Our expectation is that this will be the final revision before we start shipping the Mark II Dev Kits.
Added in Rev 4
- I2S Audio Amp TAS5806MD
- Changed audio path from USB to I2S. Better quality and gets around bug in
- XMOS/Raspberry Pi 4 over USB.
Removed in Rev 4
- I2S to Line Out IC
- MAX9744 Amp
An exciting new addition to the Mark II is Pantacor, a comprehensive and robust software life-cycle management solution.
This is an open source solution that uses container technologies to securely and reliably maintain edge services on Linux devices. That can be anything from home WiFi routers through to industrial control systems.
Cut the jargon! What the hell does all that mean for the Mark II?

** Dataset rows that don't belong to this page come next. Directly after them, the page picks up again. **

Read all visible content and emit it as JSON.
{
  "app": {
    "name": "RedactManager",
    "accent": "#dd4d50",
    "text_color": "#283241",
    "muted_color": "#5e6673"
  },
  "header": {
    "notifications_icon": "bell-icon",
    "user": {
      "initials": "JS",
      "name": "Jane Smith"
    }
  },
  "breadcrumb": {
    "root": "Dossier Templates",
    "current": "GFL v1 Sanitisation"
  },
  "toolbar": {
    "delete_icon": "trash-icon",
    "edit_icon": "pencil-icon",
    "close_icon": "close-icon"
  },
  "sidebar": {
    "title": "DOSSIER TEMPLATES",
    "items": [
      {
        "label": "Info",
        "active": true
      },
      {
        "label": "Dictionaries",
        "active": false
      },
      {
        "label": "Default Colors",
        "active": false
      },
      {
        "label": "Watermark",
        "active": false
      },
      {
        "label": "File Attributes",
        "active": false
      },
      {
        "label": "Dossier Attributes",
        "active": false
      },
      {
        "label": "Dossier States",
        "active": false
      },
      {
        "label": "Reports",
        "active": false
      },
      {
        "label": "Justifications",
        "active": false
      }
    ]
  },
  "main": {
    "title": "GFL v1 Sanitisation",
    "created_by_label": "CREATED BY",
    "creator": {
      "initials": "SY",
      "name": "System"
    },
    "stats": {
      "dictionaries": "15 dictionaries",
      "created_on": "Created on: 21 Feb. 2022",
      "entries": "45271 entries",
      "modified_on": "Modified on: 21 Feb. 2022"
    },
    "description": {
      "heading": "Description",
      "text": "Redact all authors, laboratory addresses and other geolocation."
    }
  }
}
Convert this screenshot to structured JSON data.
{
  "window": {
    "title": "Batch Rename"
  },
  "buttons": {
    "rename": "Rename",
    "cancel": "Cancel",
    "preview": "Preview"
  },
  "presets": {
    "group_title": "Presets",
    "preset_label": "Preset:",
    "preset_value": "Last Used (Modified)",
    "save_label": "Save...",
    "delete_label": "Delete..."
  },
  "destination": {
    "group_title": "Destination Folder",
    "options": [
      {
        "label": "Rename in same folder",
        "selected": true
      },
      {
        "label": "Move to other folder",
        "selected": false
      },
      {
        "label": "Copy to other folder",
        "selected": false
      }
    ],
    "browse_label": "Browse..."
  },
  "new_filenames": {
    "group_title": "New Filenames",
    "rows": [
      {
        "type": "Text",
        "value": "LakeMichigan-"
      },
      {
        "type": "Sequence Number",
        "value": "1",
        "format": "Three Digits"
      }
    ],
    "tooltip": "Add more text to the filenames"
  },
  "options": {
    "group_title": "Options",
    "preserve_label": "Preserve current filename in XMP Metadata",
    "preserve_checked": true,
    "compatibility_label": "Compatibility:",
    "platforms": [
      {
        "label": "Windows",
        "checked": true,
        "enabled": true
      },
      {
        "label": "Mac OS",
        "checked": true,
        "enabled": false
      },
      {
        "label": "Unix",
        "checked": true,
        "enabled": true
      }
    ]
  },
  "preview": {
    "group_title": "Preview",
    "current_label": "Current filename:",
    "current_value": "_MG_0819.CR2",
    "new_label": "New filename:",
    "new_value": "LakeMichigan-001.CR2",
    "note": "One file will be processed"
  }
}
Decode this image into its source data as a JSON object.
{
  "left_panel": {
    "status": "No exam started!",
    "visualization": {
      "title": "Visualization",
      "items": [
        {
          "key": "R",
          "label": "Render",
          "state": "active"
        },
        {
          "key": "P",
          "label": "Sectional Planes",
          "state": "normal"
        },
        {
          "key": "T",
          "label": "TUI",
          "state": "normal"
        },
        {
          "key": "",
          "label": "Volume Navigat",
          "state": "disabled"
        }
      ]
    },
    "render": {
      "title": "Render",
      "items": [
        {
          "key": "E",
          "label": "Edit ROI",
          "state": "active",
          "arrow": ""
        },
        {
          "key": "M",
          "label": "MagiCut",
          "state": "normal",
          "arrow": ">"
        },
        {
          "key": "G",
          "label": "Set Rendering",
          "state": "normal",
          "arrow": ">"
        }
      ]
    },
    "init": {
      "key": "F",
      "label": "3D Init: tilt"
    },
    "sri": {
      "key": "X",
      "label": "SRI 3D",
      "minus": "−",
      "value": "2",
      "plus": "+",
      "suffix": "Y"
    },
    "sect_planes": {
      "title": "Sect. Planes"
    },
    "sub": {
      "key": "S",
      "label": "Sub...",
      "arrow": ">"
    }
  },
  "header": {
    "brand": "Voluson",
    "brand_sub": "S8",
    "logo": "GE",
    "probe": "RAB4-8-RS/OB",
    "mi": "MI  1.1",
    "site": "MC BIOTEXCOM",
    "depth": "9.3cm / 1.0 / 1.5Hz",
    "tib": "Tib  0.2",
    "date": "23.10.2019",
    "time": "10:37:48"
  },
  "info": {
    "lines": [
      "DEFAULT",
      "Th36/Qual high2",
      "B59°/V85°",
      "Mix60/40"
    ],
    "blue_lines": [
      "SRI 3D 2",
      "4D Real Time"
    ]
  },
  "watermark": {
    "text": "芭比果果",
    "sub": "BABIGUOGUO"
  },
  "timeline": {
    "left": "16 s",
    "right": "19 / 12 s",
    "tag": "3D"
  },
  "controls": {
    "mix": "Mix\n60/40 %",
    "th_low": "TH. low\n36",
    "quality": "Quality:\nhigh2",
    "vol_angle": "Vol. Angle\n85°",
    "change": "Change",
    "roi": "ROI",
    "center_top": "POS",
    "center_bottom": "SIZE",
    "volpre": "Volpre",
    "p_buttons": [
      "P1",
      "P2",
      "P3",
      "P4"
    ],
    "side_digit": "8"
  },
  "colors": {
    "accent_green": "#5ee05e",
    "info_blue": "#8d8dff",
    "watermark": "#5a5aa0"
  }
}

Most importantly this provides a very stable and resilient operating system and update service. If something goes wrong on your Mark II, the device will automatically roll back to a previously working state. This is the type of feature that you will never notice because it “just works”.
We are really excited to be working with the Pantacor team. We have contracted them to set up the infrastructure and integrations needed to get us started, so we can stay focused on Mycroft’s core capabilities and getting the hardware shipped.
While the team was together, we also took some time to map out some of the larger changes we want to make. We’ll be sharing these ideas and draft specifications with the Community over the coming weeks and months to get your input and help prioritize these longer-term projects.
Gez is the Director of Developer Relations at Mycroft. He comes from the land down under, has a strange love of crocodiles, and one day hopes to play the ukulele. If he’s not hanging out in our Community Chat and Forums, he is probably getting lost in the bush.